available in meadows kept open by livestock grazing or
periodic farming/harvesting activities). Other NTFPs were only
available, or primarily available, in the spirit forests, but the
project specifically opposed the notion that HCV1 or HCV6
(forest areas with high biodiversity value and high cultural
value respectively) could simultaneously be considered as
HCV5 (areas crucial for subsistence needs).
Despite the fact that large portions of the Kaleum
landscape are perceived by the villagers as spirit forests,

they have not been able to use that concept to protect these
culturally and, for them, economically important forest areas.
Indeed, it seems that, prior to the SUFORD project, precisely
the spirit forests were the first to be targeted by commercial
timber companies which with permits from GOL entered
Kaleum to extract timber. Given the level of exploitation that
had already taken place (or was still going on) when the
SUFORD project entered the scene, it is hard to say whether
the projects overall impact on these communities has been
or will be positive or negative.
At a more general level, however, what can be said with
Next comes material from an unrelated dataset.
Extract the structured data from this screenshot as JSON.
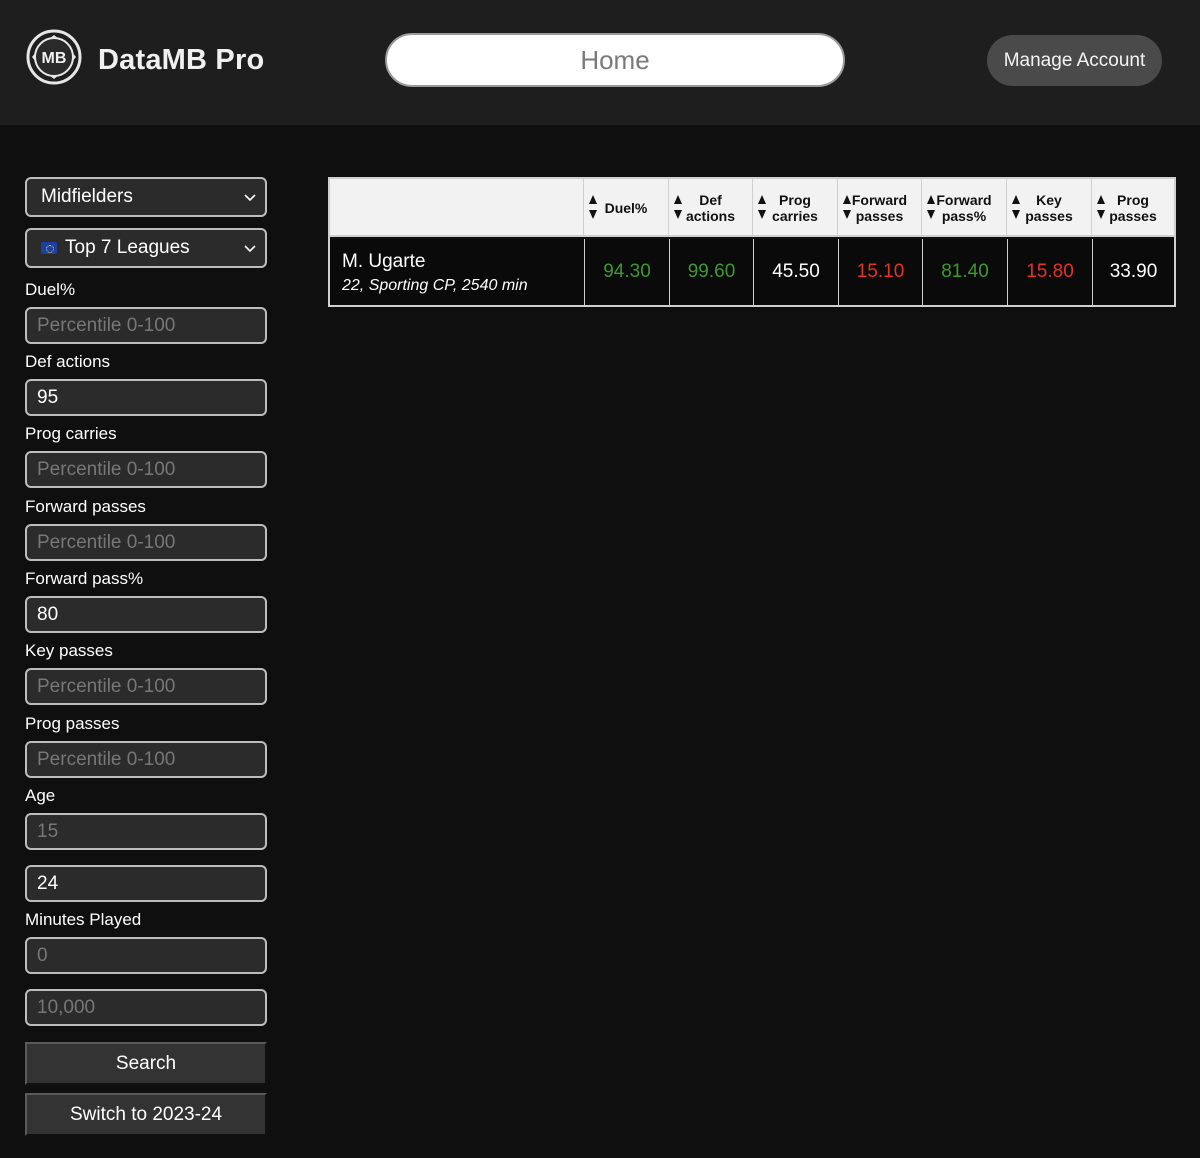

some certainty is that, for the reasons discussed above, the
indigenous communities targeted by the project stand to lose
a great deal from the establishment of production forest areas
within their village territories. Whether villagers might
eventually gain something in compensation for what they lose
is still very much in the clouds. The concept of High
Conservation Value (HCV) and its role in the implementation
of the project is mentioned here only as a case in point, an
example of how problematic technical concepts such as HCV,
NTFP and others (discussed above) could actually be. The HCV
concept, purportedly, was designed to protect both natural
and cultural values, but it also defined the democratic or
participatory space within which villagers could or could not
influence project decisions an